### [YOUR GOAL]
Copy out every record below with complete accuracy.

### [ENTRIES SHOWN]
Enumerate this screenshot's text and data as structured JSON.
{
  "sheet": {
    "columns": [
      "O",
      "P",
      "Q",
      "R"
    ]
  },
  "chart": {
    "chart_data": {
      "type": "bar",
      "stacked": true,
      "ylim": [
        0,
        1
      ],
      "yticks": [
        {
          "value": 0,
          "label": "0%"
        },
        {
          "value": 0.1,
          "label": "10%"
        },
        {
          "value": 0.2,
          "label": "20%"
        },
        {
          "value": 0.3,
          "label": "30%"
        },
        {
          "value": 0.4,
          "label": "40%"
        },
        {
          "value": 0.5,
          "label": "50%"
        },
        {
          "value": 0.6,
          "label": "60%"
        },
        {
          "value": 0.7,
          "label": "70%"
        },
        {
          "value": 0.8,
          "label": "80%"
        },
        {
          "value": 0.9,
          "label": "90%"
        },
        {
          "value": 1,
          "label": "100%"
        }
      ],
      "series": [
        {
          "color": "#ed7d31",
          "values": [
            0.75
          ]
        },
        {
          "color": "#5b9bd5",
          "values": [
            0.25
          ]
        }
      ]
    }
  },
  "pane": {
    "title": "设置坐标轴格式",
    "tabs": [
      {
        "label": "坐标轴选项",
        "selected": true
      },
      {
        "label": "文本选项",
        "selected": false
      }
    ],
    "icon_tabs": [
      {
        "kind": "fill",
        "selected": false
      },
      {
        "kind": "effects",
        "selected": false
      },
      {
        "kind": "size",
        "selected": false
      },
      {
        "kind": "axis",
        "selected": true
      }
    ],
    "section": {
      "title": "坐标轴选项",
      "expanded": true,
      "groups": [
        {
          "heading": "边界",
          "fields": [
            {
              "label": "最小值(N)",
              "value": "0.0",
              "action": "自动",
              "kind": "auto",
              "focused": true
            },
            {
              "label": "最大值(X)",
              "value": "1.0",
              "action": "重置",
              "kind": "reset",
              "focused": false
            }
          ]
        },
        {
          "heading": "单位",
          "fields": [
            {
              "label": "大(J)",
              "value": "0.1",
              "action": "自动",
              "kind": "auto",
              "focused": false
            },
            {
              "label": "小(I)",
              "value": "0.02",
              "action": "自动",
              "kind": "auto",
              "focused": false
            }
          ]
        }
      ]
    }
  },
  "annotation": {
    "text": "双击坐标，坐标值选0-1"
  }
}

### [RESULT OF THE TASK]
Enumerate this screenshot's text and data as structured JSON.
{
  "sheet": {
    "columns": [
      "O",
      "P",
      "Q",
      "R"
    ]
  },
  "chart": {
    "chart_data": {
      "type": "bar",
      "stacked": true,
      "ylim": [
        0,
        1
      ],
      "yticks": [
        {
          "value": 0,
          "label": "0%"
        },
        {
          "value": 0.1,
          "label": "10%"
        },
        {
          "value": 0.2,
          "label": "20%"
        },
        {
          "value": 0.3,
          "label": "30%"
        },
        {
          "value": 0.4,
          "label": "40%"
        },
        {
          "value": 0.5,
          "label": "50%"
        },
        {
          "value": 0.6,
          "label": "60%"
        },
        {
          "value": 0.7,
          "label": "70%"
        },
        {
          "value": 0.8,
          "label": "80%"
        },
        {
          "value": 0.9,
          "label": "90%"
        },
        {
          "value": 1,
          "label": "100%"
        }
      ],
      "series": [
        {
          "color": "#ed7d31",
          "values": [
            0.75
          ]
        },
        {
          "color": "#5b9bd5",
          "values": [
            0.25
          ]
        }
      ]
    }
  },
  "pane": {
    "title": "设置坐标轴格式",
    "tabs": [
      {
        "label": "坐标轴选项",
        "selected": true
      },
      {
        "label": "文本选项",
        "selected": false
      }
    ],
    "icon_tabs": [
      {
        "kind": "fill",
        "selected": false
      },
      {
        "kind": "effects",
        "selected": false
      },
      {
        "kind": "size",
        "selected": false
      },
      {
        "kind": "axis",
        "selected": true
      }
    ],
    "section": {
      "title": "坐标轴选项",
      "expanded": true,
      "groups": [
        {
          "heading": "边界",
          "fields": [
            {
              "label": "最小值(N)",
              "value": "0.0",
              "action": "自动",
              "kind": "auto",
              "focused": true
            },
            {
              "label": "最大值(X)",
              "value": "1.0",
              "action": "重置",
              "kind": "reset",
              "focused": false
            }
          ]
        },
        {
          "heading": "单位",
          "fields": [
            {
              "label": "大(J)",
              "value": "0.1",
              "action": "自动",
              "kind": "auto",
              "focused": false
            },
            {
              "label": "小(I)",
              "value": "0.02",
              "action": "自动",
              "kind": "auto",
              "focused": false
            }
          ]
        }
      ]
    }
  },
  "annotation": {
    "text": "双击坐标，坐标值选0-1"
  }
}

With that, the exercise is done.